**Task details:** Search the entries for the word "long" and copy each line that has it.

[Dataset records]
^^^^^^^^^^^^^^^^
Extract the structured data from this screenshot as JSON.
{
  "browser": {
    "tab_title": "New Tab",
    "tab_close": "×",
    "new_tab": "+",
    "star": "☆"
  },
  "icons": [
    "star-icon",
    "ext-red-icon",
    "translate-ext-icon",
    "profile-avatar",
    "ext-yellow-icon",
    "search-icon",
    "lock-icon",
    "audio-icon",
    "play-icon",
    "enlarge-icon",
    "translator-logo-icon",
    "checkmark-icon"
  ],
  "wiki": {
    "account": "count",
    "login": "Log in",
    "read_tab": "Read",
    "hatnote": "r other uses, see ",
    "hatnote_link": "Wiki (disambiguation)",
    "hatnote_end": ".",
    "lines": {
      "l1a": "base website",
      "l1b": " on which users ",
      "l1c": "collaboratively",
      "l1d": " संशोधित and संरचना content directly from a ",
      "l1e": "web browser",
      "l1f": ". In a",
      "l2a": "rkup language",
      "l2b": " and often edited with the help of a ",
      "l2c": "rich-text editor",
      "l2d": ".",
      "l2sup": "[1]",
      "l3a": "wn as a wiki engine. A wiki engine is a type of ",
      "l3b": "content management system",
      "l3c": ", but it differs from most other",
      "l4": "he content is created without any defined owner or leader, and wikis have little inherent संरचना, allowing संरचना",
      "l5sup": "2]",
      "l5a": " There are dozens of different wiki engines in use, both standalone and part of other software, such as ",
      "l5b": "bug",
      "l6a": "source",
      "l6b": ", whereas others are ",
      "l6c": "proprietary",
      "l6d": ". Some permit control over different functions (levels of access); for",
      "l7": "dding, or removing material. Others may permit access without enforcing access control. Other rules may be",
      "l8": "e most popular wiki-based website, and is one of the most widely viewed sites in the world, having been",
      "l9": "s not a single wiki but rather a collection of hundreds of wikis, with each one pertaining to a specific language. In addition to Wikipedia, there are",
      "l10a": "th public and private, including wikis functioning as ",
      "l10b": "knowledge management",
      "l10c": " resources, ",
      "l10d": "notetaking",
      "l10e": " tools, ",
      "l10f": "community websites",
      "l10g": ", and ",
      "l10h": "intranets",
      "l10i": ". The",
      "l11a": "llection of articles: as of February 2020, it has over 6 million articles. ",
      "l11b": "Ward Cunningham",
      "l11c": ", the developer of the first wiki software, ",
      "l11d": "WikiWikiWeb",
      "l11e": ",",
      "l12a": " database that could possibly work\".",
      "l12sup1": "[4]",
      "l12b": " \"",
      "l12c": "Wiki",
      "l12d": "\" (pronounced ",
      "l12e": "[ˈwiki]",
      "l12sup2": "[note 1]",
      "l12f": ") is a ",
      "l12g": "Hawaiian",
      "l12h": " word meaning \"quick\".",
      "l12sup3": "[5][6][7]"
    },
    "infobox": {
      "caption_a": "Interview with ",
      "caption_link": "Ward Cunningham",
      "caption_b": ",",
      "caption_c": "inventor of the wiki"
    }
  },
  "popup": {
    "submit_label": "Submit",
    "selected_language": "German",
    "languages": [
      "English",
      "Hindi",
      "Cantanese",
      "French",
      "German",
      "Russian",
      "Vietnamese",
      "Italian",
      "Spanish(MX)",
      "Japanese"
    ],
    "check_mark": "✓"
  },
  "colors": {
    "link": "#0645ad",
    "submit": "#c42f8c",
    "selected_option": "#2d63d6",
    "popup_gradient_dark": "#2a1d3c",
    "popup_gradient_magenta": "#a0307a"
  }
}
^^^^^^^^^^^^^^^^
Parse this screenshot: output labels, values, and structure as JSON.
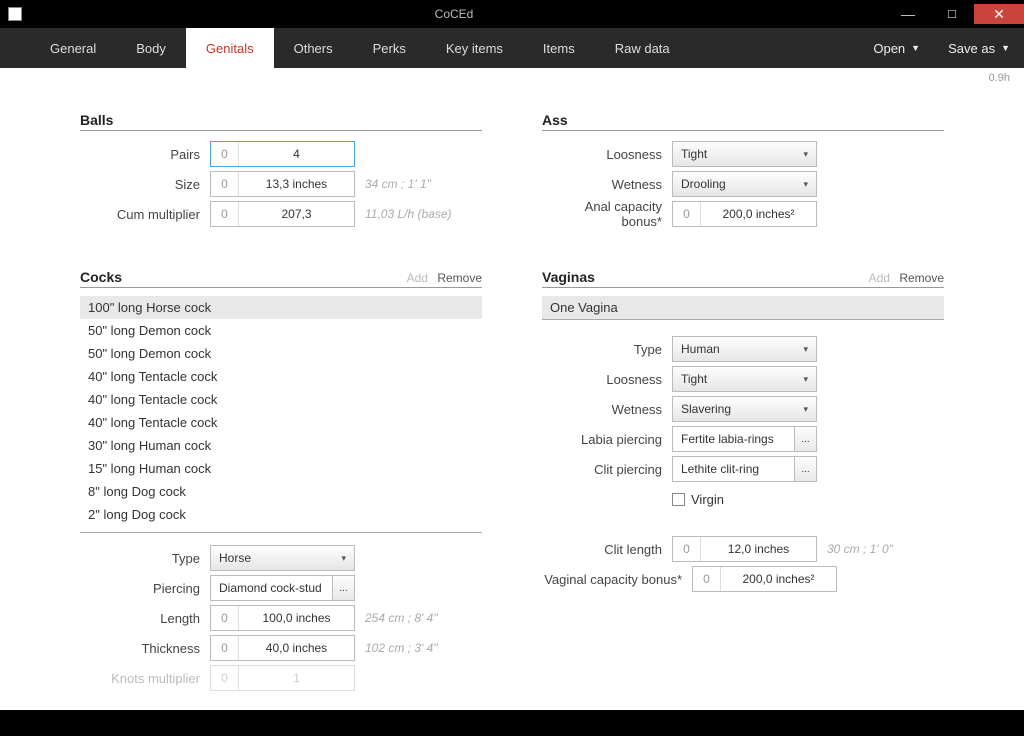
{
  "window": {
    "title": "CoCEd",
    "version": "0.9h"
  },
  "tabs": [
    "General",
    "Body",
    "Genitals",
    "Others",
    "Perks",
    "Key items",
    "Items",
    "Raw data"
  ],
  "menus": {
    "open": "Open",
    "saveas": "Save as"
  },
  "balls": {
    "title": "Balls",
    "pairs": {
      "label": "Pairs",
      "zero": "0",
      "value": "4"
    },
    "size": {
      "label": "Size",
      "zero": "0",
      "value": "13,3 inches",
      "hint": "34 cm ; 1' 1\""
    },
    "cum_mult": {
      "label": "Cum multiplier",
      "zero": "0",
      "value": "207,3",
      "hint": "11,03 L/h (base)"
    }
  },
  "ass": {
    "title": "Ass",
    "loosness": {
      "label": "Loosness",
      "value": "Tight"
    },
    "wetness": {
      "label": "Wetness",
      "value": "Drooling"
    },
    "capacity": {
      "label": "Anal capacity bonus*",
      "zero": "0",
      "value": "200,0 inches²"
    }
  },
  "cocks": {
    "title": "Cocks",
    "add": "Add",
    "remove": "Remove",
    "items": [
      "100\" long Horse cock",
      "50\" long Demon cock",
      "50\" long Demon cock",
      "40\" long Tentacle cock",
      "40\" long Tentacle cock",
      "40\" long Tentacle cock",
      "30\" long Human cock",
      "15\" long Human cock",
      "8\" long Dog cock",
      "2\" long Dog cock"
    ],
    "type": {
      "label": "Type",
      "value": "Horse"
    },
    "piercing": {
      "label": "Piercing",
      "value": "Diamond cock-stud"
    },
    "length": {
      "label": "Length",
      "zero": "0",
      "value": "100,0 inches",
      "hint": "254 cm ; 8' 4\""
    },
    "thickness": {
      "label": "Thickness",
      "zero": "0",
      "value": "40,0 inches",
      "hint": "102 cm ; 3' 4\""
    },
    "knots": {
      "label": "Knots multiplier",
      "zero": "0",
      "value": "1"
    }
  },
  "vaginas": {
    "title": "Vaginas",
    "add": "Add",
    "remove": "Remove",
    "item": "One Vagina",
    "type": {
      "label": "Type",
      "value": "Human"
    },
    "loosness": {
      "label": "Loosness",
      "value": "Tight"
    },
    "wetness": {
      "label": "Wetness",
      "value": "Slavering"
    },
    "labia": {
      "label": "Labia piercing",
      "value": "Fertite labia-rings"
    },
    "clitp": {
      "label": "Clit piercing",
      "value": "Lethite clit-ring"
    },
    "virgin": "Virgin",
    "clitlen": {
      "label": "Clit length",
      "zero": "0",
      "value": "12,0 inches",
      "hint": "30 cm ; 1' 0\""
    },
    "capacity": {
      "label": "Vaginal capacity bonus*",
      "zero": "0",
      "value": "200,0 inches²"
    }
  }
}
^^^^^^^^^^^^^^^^
**Completed exercise:**
      "100\" long Horse cock",
      "50\" long Demon cock",
      "50\" long Demon cock",
      "40\" long Tentacle cock",
      "40\" long Tentacle cock",
      "40\" long Tentacle cock",
      "30\" long Human cock",
      "15\" long Human cock",
      "8\" long Dog cock",
      "2\" long Dog cock"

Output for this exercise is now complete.